══ INPUT FOR THIS TASK

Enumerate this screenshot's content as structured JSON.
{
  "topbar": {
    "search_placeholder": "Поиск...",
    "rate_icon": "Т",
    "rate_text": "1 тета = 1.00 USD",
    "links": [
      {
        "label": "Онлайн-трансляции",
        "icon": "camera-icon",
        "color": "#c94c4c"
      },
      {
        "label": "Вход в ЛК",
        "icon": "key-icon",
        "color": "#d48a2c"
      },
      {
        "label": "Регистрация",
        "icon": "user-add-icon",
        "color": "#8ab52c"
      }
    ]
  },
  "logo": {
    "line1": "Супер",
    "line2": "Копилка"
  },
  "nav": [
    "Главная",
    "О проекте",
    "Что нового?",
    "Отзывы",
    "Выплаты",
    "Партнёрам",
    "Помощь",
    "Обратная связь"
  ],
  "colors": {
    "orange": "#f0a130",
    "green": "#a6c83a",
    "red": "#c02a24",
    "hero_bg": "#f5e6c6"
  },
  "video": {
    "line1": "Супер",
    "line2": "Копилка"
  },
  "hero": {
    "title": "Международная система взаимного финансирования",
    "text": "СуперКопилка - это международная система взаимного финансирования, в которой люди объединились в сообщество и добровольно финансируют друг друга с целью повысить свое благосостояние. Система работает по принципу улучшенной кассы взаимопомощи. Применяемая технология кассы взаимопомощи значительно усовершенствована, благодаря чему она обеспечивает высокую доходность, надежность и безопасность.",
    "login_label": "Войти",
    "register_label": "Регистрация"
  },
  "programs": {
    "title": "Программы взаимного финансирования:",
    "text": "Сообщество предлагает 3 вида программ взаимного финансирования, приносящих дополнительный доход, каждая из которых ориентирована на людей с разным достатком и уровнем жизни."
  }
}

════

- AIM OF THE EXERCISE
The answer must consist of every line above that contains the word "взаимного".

- REPLY
    "title": "Международная система взаимного финансирования",
    "text": "СуперКопилка - это международная система взаимного финансирования, в которой люди объединились в сообщество и добровольно финансируют друг друга с целью повысить свое благосостояние. Система работает по принципу улучшенной кассы взаимопомощи. Применяемая технология кассы взаимопомощи значительно усовершенствована, благодаря чему она обеспечивает высокую доходность, надежность и безопасность.",
    "title": "Программы взаимного финансирования:",
    "text": "Сообщество предлагает 3 вида программ взаимного финансирования, приносящих дополнительный доход, каждая из которых ориентирована на людей с разным достатком и уровнем жизни."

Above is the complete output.